The Truth about Class Action Lawsuits

The U.S. Chamber of Commerce doesn’t like class actions. Neither do the corporations that fund their efforts. Why?

Because they know that class actions give American workers and consumers the power and ability to level the playing field. Class actions are a cornerstone of America’s civil justice system, often the only way individuals can hold corporations accountable.

A new report  by the American Association for Justice and the National Association of Consumer Advocates reviewed class actions filed in 2009 and debunks the myths the U.S. Chamber is spinning on class actions lawsuits.


Here are some ways consumers benefited from class actions in 2009:

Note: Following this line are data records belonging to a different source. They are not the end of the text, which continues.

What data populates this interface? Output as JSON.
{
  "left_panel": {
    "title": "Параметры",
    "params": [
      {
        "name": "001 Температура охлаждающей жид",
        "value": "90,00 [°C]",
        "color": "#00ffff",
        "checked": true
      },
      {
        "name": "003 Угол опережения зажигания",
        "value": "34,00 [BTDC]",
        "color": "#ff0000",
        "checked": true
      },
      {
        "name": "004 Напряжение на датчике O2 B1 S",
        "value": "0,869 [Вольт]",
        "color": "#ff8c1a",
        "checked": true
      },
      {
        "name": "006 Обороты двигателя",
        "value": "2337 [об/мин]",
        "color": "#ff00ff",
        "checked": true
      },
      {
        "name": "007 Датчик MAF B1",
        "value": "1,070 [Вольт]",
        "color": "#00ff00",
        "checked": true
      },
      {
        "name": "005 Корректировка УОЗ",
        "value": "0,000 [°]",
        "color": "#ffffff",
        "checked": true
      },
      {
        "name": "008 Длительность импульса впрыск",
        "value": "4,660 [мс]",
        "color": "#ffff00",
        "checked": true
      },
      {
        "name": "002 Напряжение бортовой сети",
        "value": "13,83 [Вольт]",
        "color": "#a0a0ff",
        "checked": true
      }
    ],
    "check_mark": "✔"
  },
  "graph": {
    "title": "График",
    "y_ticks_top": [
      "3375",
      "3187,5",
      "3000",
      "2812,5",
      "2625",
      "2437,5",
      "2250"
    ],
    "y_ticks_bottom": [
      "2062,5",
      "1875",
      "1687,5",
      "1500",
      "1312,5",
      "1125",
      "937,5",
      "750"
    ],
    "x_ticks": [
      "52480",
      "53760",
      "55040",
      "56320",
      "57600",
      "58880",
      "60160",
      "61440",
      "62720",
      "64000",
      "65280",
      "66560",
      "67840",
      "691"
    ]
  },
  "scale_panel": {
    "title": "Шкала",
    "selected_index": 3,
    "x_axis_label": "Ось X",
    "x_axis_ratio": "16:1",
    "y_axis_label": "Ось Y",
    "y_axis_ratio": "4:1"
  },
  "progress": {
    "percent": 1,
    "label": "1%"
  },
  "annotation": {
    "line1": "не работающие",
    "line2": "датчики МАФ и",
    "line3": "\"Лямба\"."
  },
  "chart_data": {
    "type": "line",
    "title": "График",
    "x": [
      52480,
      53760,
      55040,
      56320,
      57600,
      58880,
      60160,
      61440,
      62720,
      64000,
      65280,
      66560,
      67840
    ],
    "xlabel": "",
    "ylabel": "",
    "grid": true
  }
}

  • They empowered consumers. When the price of propane shot up in 2008, consumers filed suit against Ferrellgas for allegedly reducing the amount of propane in its tanks without notifying consumers or changing the labels. Through a class action settlement, consumers recovered up to $25 million for being overcharged.
  • They allowed victims of financial fraud to recover. Through a class action, $219 million was returned to investors whose retirement funds were devastated by Bernie Madoff’s colossal Ponzi scheme. The judge in the case praised the equitable settlement, stating that nearly all class members were made whole.
  • They restored people’s rights. Thousands of disabled residents living in New York City Housing Authority buildings could not go in and out of their housing due to widespread disrepair of elevators. Through a class actions, the residents forced the city to repair the elevators in a timely matter.
  • They restored employees’ retirement funds. Level 3 Communications employees filed suit against employee retirement plan managers for withholding information about company troubles and continuing to invest in the overvalued company stock while employees lost their retirement funds. It took a class action to restore $3.2 million in lost retirement funds.
  • They addressed health and environmental harms. A dike at a coal plant operated by the Tennessee Valley Authority (TVA) burst, sending more than a billion gallons of highly toxic coal ash slurry into waterways and covering nearly 300 acres with sludge. The coal ash at this plant was held in earthen dikes rather than lined landfills. Leaks and seepage plagued the dikes at the TVA coal plant for years. According to an inspection report, the TVA knew about leaks at the facility for more than two decades and opted not to pay for long-term solutions to the problem. A class action was brought on behalf of property owners who suffered damages. The district court found in their favor on their claims of negligence, trespass, and private nuisance. The case then went to mediation to determine appropriate damages, and on August 1, 2014, it was announced that TVA had agreed to pay $27.8 million to settle claims from property owners who suffered damages due to the 2008 spill of coal ash sludge.